### [Task to complete]
Whenever a line in the entries below contains "emoji", copy that line.

### [Supplied material]
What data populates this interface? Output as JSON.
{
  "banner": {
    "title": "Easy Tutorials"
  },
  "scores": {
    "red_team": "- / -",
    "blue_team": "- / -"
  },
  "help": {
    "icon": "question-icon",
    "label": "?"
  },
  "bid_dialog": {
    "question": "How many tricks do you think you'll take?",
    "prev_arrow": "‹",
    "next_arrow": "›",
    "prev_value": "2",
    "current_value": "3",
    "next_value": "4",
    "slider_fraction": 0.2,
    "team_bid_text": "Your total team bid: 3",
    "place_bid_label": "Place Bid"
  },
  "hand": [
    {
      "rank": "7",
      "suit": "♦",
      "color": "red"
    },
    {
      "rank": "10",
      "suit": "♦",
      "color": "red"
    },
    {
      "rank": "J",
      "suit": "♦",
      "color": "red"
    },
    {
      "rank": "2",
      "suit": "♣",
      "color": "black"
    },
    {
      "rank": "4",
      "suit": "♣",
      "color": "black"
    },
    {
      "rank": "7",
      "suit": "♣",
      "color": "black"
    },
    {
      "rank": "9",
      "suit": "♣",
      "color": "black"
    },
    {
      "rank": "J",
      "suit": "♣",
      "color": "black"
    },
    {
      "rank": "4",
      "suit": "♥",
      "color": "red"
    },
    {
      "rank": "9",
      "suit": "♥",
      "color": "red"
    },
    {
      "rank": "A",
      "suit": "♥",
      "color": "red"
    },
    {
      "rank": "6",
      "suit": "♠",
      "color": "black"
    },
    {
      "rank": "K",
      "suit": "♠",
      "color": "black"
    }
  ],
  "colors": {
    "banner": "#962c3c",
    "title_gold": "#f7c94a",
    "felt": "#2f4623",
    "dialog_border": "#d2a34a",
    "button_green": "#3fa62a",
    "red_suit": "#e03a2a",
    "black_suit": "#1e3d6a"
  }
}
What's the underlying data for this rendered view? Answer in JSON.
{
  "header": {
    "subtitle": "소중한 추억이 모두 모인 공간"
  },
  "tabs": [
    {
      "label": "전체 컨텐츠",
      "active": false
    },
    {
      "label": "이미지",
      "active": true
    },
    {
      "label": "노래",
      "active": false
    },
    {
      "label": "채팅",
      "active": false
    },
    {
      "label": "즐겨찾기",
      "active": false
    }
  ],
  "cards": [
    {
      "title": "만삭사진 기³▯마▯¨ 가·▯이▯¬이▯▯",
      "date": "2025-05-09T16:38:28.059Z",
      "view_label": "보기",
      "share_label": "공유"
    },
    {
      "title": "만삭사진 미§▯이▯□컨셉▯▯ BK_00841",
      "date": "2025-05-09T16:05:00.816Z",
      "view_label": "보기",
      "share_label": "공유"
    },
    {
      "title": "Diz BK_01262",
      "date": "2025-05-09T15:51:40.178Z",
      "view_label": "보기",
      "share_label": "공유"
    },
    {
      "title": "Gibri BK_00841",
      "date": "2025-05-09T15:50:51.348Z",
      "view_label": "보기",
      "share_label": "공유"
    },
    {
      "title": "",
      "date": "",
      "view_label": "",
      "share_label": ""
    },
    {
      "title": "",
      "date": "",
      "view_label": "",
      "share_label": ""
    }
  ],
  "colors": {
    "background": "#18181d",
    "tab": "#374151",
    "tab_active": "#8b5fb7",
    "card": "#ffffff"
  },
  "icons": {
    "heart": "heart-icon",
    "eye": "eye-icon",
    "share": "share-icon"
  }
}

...

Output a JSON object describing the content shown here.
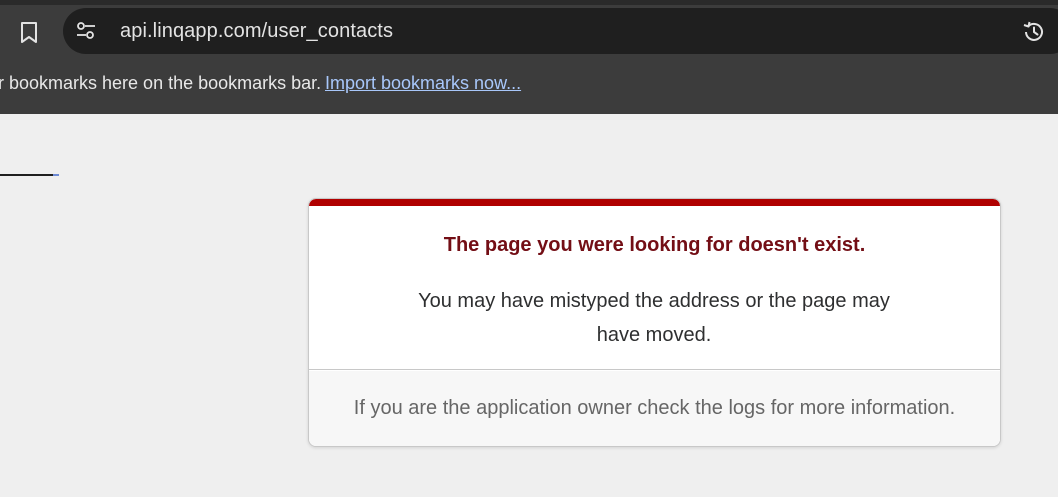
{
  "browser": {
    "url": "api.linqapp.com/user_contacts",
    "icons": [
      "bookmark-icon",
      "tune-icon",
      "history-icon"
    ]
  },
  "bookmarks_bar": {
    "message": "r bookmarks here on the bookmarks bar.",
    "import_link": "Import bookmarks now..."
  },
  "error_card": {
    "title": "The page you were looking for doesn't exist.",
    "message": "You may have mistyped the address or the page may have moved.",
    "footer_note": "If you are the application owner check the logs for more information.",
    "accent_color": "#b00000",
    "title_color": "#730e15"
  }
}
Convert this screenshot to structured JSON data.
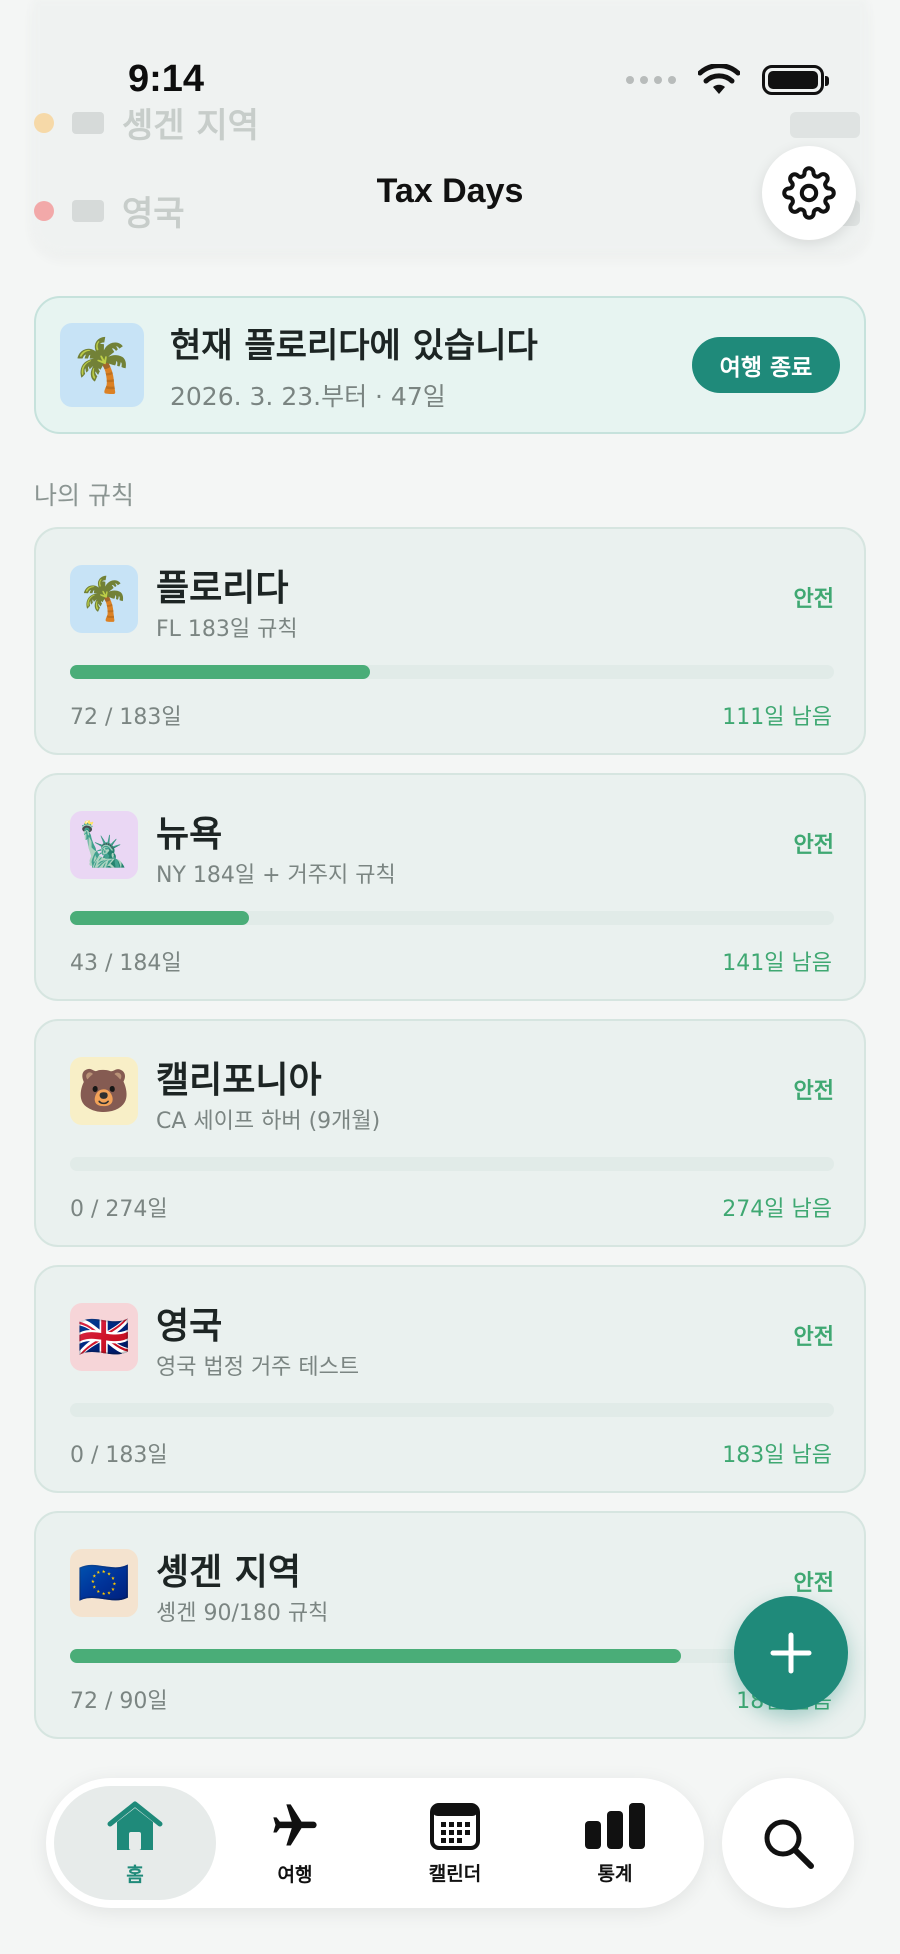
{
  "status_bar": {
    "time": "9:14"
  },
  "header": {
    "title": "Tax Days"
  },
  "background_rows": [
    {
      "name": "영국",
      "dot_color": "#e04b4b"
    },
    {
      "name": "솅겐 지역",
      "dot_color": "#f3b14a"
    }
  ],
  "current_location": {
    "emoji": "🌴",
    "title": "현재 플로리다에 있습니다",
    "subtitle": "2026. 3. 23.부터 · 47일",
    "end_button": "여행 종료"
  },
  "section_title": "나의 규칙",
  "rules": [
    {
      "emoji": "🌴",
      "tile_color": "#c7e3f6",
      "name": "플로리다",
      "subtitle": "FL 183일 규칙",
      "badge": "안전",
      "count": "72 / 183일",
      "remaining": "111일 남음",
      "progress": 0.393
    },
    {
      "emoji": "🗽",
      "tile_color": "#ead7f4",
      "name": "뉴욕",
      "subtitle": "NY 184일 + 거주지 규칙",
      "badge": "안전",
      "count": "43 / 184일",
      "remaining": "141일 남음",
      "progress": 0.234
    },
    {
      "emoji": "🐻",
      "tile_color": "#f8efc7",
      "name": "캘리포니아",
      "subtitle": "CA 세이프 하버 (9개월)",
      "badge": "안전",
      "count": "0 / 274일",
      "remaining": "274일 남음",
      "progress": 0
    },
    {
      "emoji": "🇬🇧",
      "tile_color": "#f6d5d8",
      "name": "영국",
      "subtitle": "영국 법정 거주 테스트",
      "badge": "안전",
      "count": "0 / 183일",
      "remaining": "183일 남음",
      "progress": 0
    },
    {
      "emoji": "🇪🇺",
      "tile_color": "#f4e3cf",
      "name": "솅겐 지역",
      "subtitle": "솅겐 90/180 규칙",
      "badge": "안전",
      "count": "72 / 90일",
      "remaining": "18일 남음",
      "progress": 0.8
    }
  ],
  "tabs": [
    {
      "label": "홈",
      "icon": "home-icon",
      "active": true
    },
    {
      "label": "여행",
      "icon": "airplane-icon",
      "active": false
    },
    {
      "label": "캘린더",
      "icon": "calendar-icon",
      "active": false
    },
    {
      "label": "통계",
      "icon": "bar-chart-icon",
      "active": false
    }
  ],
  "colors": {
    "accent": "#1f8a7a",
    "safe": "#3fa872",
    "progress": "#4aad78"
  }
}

### [Solution]
    "emoji": "🌴",
      "emoji": "🌴",
      "emoji": "🗽",
      "emoji": "🐻",
      "emoji": "🇬🇧",
      "emoji": "🇪🇺",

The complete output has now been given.